This is a basic outline of how to create a training program for people without a formal instructional design background.
Listen to my interview about scenario-based learning experiences on The Lounge podcast with Jacqueline Hutchinson.
When you think of branching scenarios, do you think of self-paced elearning, maybe of an entire course with nothing but a complex branching scenario? While a lengthy branching scenario can be effective on its own, that isn’t the only way to use this approach. Combining branching scenarios with other training approaches lets you use branching scenarios for the activities where they matter most, while using other methods where they are effective.
When should you use a branching scenario rather than other learning strategies? There are no
Should we create courses? Some argue that while people do need to learn, they can do it all on the job with performance support and coaching. I argue that formal training sometimes is the best, most efficient choice.
I have been part of several discussions recently that questioned the value of creating courses
Now that it’s been a few weeks since the Learning Solutions 2018 Conference, I’m reflecting on what I learned.
Nicole is creating a branching scenario practicing communication techniques for nutrition counselors to better understand
Patti Shank’s Practice and Feedback for Deeper Learning is a summary of tactics you can use to create memorable, relevant practice opportunities and provide constructive, beneficial feedback for learners. Everything in the book is backed by research and written to be immediately usable by instructional designers and trainers.

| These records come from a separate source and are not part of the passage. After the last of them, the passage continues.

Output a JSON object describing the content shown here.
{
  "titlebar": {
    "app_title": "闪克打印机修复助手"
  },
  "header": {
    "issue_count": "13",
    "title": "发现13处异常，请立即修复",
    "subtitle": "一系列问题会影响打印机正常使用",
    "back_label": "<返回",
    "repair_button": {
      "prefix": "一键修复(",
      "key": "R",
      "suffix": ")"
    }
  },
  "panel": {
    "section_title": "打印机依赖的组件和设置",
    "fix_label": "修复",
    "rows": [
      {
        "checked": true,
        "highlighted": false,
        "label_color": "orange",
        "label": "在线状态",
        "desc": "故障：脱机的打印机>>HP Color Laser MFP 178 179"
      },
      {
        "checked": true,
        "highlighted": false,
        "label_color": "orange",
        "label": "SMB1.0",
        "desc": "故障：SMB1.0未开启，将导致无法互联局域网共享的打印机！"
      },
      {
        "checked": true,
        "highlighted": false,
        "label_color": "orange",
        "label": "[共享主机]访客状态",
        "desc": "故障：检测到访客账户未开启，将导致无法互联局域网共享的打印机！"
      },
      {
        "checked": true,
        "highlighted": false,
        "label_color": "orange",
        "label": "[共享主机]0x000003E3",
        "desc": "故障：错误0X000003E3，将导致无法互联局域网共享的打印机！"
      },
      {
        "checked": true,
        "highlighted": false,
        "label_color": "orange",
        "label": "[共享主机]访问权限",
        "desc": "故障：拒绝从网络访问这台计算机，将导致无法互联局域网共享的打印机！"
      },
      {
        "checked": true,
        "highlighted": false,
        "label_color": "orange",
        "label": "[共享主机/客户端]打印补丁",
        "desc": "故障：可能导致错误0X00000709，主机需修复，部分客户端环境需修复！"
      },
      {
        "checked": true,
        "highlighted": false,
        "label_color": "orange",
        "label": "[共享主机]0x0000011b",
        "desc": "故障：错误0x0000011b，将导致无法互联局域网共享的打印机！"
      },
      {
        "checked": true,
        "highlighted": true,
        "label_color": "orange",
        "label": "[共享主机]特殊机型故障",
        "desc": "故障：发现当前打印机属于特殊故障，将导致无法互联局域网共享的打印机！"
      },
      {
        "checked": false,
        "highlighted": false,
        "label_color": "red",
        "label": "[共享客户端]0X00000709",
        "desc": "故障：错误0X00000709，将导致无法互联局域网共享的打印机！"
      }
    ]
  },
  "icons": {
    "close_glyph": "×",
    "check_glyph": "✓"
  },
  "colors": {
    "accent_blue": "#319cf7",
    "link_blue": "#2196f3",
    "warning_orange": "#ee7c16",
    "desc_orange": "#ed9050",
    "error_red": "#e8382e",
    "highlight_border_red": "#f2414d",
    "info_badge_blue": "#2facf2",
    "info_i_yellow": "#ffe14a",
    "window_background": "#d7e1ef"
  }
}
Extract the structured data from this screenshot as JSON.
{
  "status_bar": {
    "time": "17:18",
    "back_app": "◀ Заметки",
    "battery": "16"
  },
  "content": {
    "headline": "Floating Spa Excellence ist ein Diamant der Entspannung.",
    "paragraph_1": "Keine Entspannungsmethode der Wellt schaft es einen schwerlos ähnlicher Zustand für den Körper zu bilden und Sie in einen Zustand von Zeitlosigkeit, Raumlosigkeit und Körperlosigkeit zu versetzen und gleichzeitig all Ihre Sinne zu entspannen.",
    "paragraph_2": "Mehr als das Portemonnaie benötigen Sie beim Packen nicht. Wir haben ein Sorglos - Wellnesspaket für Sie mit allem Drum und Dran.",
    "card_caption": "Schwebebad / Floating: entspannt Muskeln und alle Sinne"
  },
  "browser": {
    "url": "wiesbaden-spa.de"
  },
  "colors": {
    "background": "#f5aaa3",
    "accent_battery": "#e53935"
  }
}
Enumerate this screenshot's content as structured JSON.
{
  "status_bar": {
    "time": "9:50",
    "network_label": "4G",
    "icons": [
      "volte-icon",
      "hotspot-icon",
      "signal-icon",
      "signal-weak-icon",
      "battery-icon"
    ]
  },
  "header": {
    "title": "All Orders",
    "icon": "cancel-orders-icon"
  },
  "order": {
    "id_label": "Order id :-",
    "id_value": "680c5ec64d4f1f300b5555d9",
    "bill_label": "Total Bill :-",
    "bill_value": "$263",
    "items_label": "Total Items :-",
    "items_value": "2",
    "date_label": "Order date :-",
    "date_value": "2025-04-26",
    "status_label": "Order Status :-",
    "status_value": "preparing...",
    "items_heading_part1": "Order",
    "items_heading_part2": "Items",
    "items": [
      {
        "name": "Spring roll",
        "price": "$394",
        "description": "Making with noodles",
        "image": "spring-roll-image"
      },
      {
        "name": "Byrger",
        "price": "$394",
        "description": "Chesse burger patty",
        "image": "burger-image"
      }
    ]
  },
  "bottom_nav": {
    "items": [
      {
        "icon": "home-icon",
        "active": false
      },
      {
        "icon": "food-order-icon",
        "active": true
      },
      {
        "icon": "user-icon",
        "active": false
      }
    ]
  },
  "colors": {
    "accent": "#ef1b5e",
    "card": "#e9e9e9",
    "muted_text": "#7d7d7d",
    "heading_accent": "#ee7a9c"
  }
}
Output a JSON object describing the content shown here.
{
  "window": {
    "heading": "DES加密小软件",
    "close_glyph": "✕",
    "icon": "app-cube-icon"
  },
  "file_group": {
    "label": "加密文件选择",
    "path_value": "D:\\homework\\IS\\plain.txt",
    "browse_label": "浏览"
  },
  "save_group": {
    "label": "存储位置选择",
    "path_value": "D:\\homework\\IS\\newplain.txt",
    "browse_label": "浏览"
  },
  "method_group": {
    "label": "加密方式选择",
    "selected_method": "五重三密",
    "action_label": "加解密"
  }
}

One of the common objections I hear to using storytelling in training is that “stories don’t work for all kinds of training.” Those who are skeptical of storytelling often claim it doesn’t help software training. However, I think stories can have a place in some software training.